fabric debuts its new night Forms, a fortnightly offering of techno, house, and disco. Kieran Devlin reviews.

The truism goes that a near-death experience is accompanied by a new lease of life, that it inspires self-reflection and energises the compulsion to be better and give more. When fabric had its license revoked in September 2016, it appeared another tragic end to a London nightlife staple, joining the likes of Plastic People and Turnmills in the capital’s decadent footnotes.

Since the club reopened just over a year ago, thanks to impassioned financial and lobbying support from across the planet (including London Mayor Sadiq Khan), it’s been roundly praised by DJs, the press – and the people who know best – the clubbers, for its increased variety in DJ curation as well as a relentlessly impressive series of line-ups. For 2018, fabric essentially want to be better and give more, through making a concerted effort in platforming young, diverse British talent and providing substantial time and space in the warm-up slots.

fabric’s Andrew Hill commented: “The night is definitely a mixture of both giving fresh local talent the opportunity to sit side by side the best international DJs. We’ll be scouting for warm up DJs who are showing promise and giving them that bigger platform and experience.” He continued: “The new series is something we’ve been working towards for a while.
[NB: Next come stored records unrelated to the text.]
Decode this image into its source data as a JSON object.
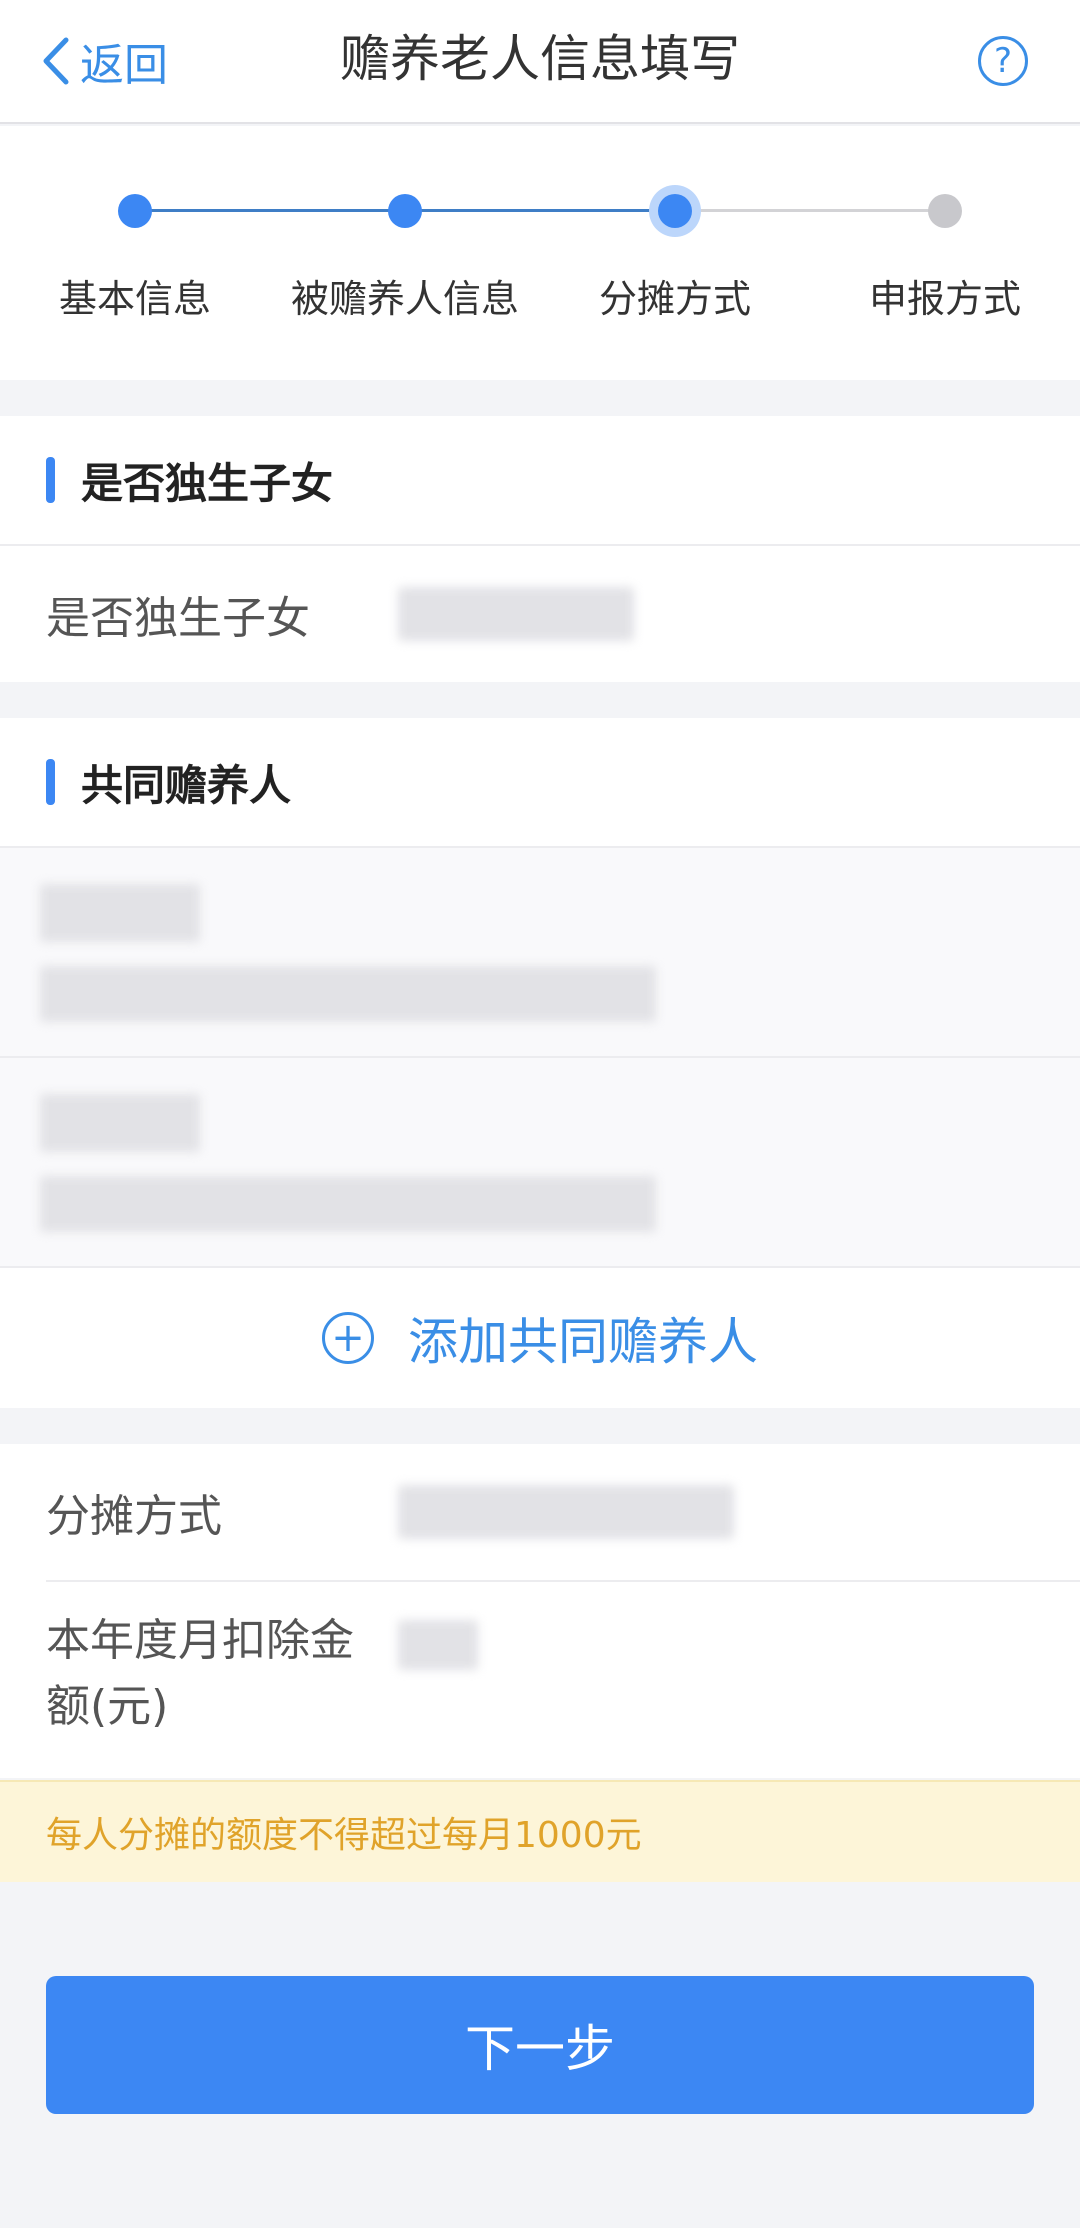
{
  "header": {
    "back_label": "返回",
    "title": "赡养老人信息填写",
    "help_symbol": "?"
  },
  "steps": [
    {
      "label": "基本信息",
      "state": "done"
    },
    {
      "label": "被赡养人信息",
      "state": "done"
    },
    {
      "label": "分摊方式",
      "state": "current"
    },
    {
      "label": "申报方式",
      "state": "todo"
    }
  ],
  "only_child_section": {
    "title": "是否独生子女",
    "field_label": "是否独生子女",
    "field_value": ""
  },
  "co_supporters_section": {
    "title": "共同赡养人",
    "people": [
      {
        "name": "",
        "detail": ""
      },
      {
        "name": "",
        "detail": ""
      }
    ],
    "add_icon_symbol": "+",
    "add_label": "添加共同赡养人"
  },
  "split_section": {
    "method_label": "分摊方式",
    "method_value": "",
    "amount_label": "本年度月扣除金额(元)",
    "amount_value": ""
  },
  "notice": "每人分摊的额度不得超过每月1000元",
  "next_button": "下一步",
  "colors": {
    "accent": "#3c87f3",
    "link": "#3a8ee6",
    "notice_bg": "#fdf5d8",
    "notice_text": "#e0a32a"
  }
}
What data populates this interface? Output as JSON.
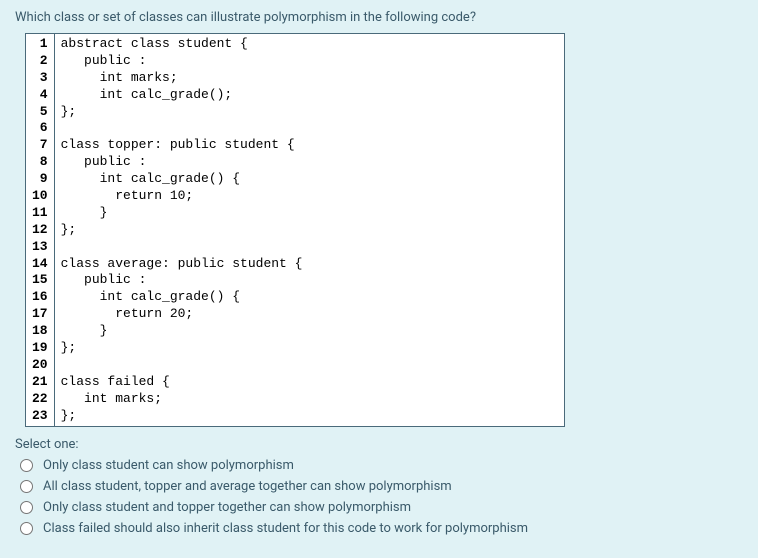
{
  "question": "Which class or set of classes can illustrate polymorphism in the following code?",
  "code": {
    "lines": [
      {
        "num": "1",
        "text": "abstract class student {"
      },
      {
        "num": "2",
        "text": "   public :"
      },
      {
        "num": "3",
        "text": "     int marks;"
      },
      {
        "num": "4",
        "text": "     int calc_grade();"
      },
      {
        "num": "5",
        "text": "};"
      },
      {
        "num": "6",
        "text": ""
      },
      {
        "num": "7",
        "text": "class topper: public student {"
      },
      {
        "num": "8",
        "text": "   public :"
      },
      {
        "num": "9",
        "text": "     int calc_grade() {"
      },
      {
        "num": "10",
        "text": "       return 10;"
      },
      {
        "num": "11",
        "text": "     }"
      },
      {
        "num": "12",
        "text": "};"
      },
      {
        "num": "13",
        "text": ""
      },
      {
        "num": "14",
        "text": "class average: public student {"
      },
      {
        "num": "15",
        "text": "   public :"
      },
      {
        "num": "16",
        "text": "     int calc_grade() {"
      },
      {
        "num": "17",
        "text": "       return 20;"
      },
      {
        "num": "18",
        "text": "     }"
      },
      {
        "num": "19",
        "text": "};"
      },
      {
        "num": "20",
        "text": ""
      },
      {
        "num": "21",
        "text": "class failed {"
      },
      {
        "num": "22",
        "text": "   int marks;"
      },
      {
        "num": "23",
        "text": "};"
      }
    ]
  },
  "select_prompt": "Select one:",
  "options": [
    {
      "label": "Only class student can show polymorphism"
    },
    {
      "label": "All class student, topper and average together can show polymorphism"
    },
    {
      "label": "Only class student and topper together can show polymorphism"
    },
    {
      "label": "Class failed should also inherit class student for this code to work for polymorphism"
    }
  ]
}
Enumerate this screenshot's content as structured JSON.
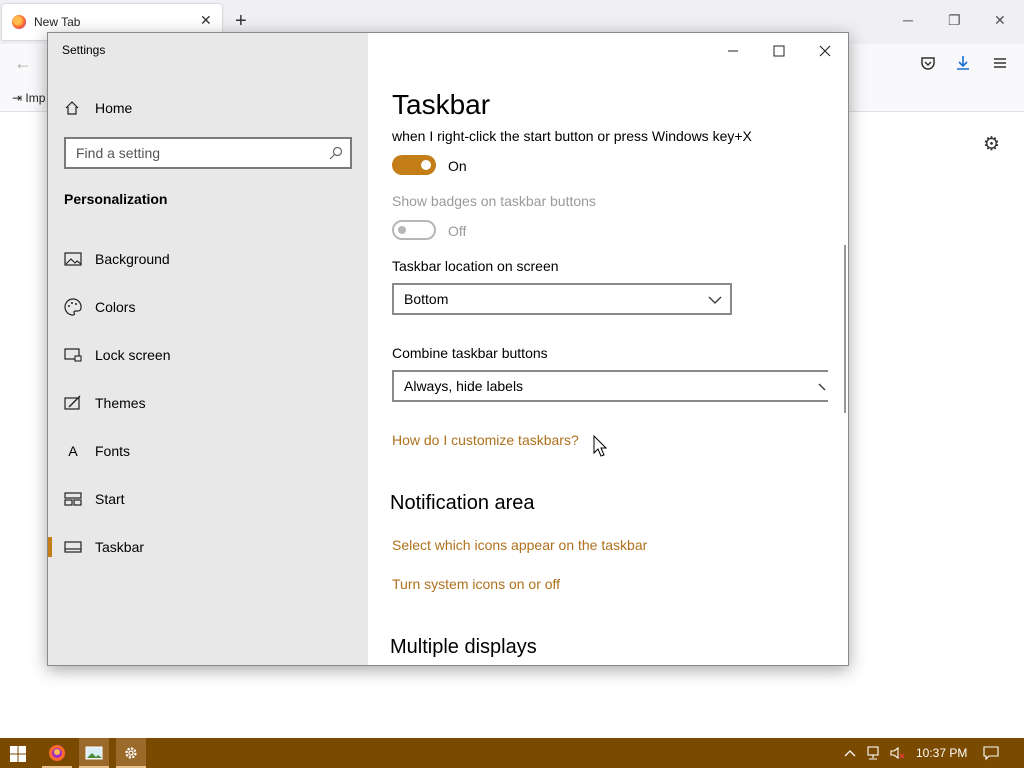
{
  "browser": {
    "tab_title": "New Tab",
    "tab_close": "✕",
    "new_tab": "+",
    "import_label": "Imp",
    "win_minimize": "─",
    "win_restore": "❐",
    "win_close": "✕"
  },
  "settings": {
    "window_title": "Settings",
    "home_label": "Home",
    "search_placeholder": "Find a setting",
    "section_header": "Personalization",
    "nav_items": [
      {
        "label": "Background",
        "icon": "image-icon"
      },
      {
        "label": "Colors",
        "icon": "palette-icon"
      },
      {
        "label": "Lock screen",
        "icon": "lock-screen-icon"
      },
      {
        "label": "Themes",
        "icon": "themes-icon"
      },
      {
        "label": "Fonts",
        "icon": "fonts-icon"
      },
      {
        "label": "Start",
        "icon": "start-icon"
      },
      {
        "label": "Taskbar",
        "icon": "taskbar-icon",
        "selected": true
      }
    ],
    "fonts_glyph": "A",
    "page_title": "Taskbar",
    "powershell_text": "when I right-click the start button or press Windows key+X",
    "powershell_toggle_state": "On",
    "badges_label": "Show badges on taskbar buttons",
    "badges_toggle_state": "Off",
    "location_label": "Taskbar location on screen",
    "location_value": "Bottom",
    "combine_label": "Combine taskbar buttons",
    "combine_value": "Always, hide labels",
    "help_link": "How do I customize taskbars?",
    "notification_heading": "Notification area",
    "notification_link_1": "Select which icons appear on the taskbar",
    "notification_link_2": "Turn system icons on or off",
    "multiple_displays_heading": "Multiple displays"
  },
  "taskbar": {
    "clock": "10:37 PM"
  },
  "colors": {
    "accent": "#c47e18",
    "link": "#b0701c",
    "taskbar": "#7a4a00",
    "sidebar": "#e8e8e8"
  }
}
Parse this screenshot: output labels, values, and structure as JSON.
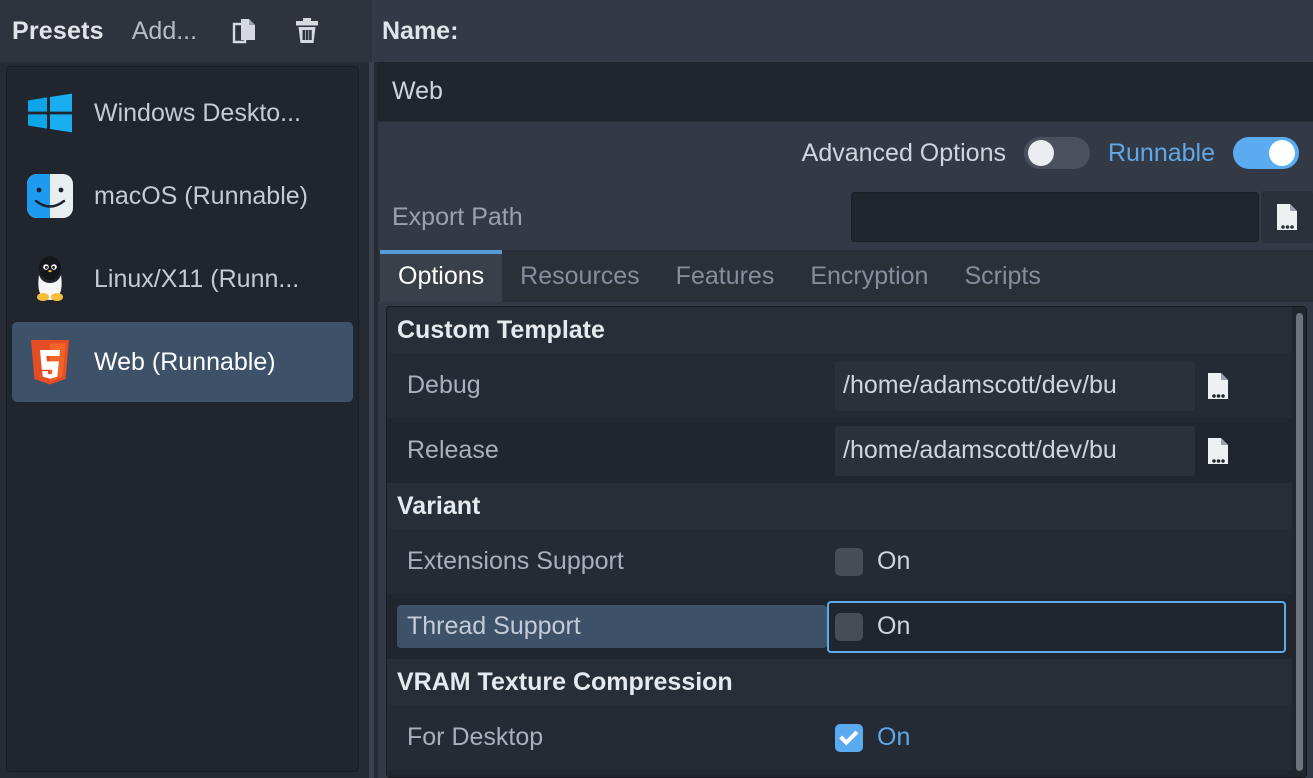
{
  "toolbar": {
    "presets_title": "Presets",
    "add_label": "Add...",
    "duplicate_icon": "duplicate-icon",
    "delete_icon": "trash-icon",
    "name_label": "Name:"
  },
  "sidebar": {
    "presets": [
      {
        "label": "Windows Deskto...",
        "icon": "windows-icon",
        "selected": false
      },
      {
        "label": "macOS (Runnable)",
        "icon": "macos-finder-icon",
        "selected": false
      },
      {
        "label": "Linux/X11 (Runn...",
        "icon": "linux-tux-icon",
        "selected": false
      },
      {
        "label": "Web (Runnable)",
        "icon": "html5-icon",
        "selected": true
      }
    ]
  },
  "preset": {
    "name_value": "Web",
    "advanced_options_label": "Advanced Options",
    "advanced_options_on": false,
    "runnable_label": "Runnable",
    "runnable_on": true,
    "export_path_label": "Export Path",
    "export_path_value": "",
    "export_path_browse_icon": "file-browse-icon"
  },
  "tabs": [
    {
      "label": "Options",
      "active": true
    },
    {
      "label": "Resources",
      "active": false
    },
    {
      "label": "Features",
      "active": false
    },
    {
      "label": "Encryption",
      "active": false
    },
    {
      "label": "Scripts",
      "active": false
    }
  ],
  "options": {
    "sections": [
      {
        "title": "Custom Template",
        "rows": [
          {
            "label": "Debug",
            "type": "path",
            "value": "/home/adamscott/dev/bu",
            "browse_icon": "file-browse-icon"
          },
          {
            "label": "Release",
            "type": "path",
            "value": "/home/adamscott/dev/bu",
            "browse_icon": "file-browse-icon"
          }
        ]
      },
      {
        "title": "Variant",
        "rows": [
          {
            "label": "Extensions Support",
            "type": "check",
            "value": "On",
            "checked": false,
            "focused": false
          },
          {
            "label": "Thread Support",
            "type": "check",
            "value": "On",
            "checked": false,
            "focused": true
          }
        ]
      },
      {
        "title": "VRAM Texture Compression",
        "rows": [
          {
            "label": "For Desktop",
            "type": "check",
            "value": "On",
            "checked": true,
            "focused": false
          }
        ]
      }
    ]
  },
  "colors": {
    "accent": "#5aabef",
    "panel_bg": "#21262e",
    "window_bg": "#343a45",
    "selection": "#3d5268",
    "focus_ring": "#5aabef"
  }
}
It made sense to create something new to compliment the programming that you’ll find at FABRICLIVE and fabric on Saturday nights.”

Interestingly, and with refreshing honesty, Hill doesn’t ascribe Forms as capturing a specific moment or movement, but only to give London’s musical multifariousness a megaphone: “The thing about London is that it’s firing off on all kind of cylinders at any one moment, there are so many pots of scenes bubbling and artists and promoters innovating and doing good things. It’s actually consistently refreshing itself keeping London exciting. I think if you can see a movement coming, then it’s probably already passed you. You never know what’s round the corner!”

Emphasis on promotion is the opening angle of Forms’ mission statement, its latter aim is to offer a fortnightly techno, house, and disco-flavoured alternative to their established Friday series Hill referred to, fabriclive, which caters more to dub and drum & bass. Though it wasn’t until Skream’s billing that we got some truly soaring disco playtime, in the early sets of last Friday’s launch party Greg Venezia delivered on mood primers – including early livener Bicep’s ‘Rain’, whose incipient synth whirl provoked a bloke at a near-empty bar to literally punch the air – while Kincaid & Sinàl celebrated their fabric debut by perfuming Room 2 in robust bass surges and crinkling, alienated percussion. Liverpool’s Melé blended recently uncovered Armand Van Helden remixes with timeless house cuts, and &Me’s delicately textured and deceptively straightforward peaks & troughs configuration coyly enchanted Room 1, the melancholic piano which underpins many of his own tracks embodying an emotional avatar before each subsequently satisfying, and gorgeously understated, drop.

Forms’ debut coincided with Skream’s fabriclive mix launch party, permitting the Croydon producer to take Room 1’s helm for a climactic four-hour run-in. Although originally a vital exponent of dubstep’s formative years in the 00s, Skream’s tastes have since diversified and his set closely mirrored the Forms model; encompassing drone-centric slowburners; Finn’s instantly iconic 2017 galloper ‘Sometimes The Going Gets A Little Tough’; a hurtling remix of Talking Heads’ ‘Psycho Killer’ that severely ups the original’s BPM, and consequently, severely tests the rhythm of your karaoke memory; and – as is customary for fabriclive launches – extracts from his official release, including Alexkid’s behemoth ‘Yonqui’.

Last Friday’s big-name lineup was a relative outlier given the interlacing circumstances, but Forms’ next iteration – Friday 2nd February – suggests fabric are making good on their promise. Flaunting Manchester’s Calvin Clarke and Pirate Copy, Nottingham’s Latmun (recently crowned DJ Mag’s Best of British Breakthrough Producer 2017), and Leeds’ Darius Syrossian, signposts that dedication to locality. Meanwhile Hill signalled his particular enthusiasm for the 9th March show; “From the first run of shows, I think the Kompakt Records night on the 9th March stands out the most for me. I am a huge fan of Kompakt, and to have label head Michael Mayer play all night long back 2 back with Kolsch will be special. Not to mention rising star Big Miz, Dixon Avenue Basement Jams and Monki in Room 2 as well!”

The template of a genuinely beneficial initiative is starting to take, well, form.

Photos by Anna Wallington.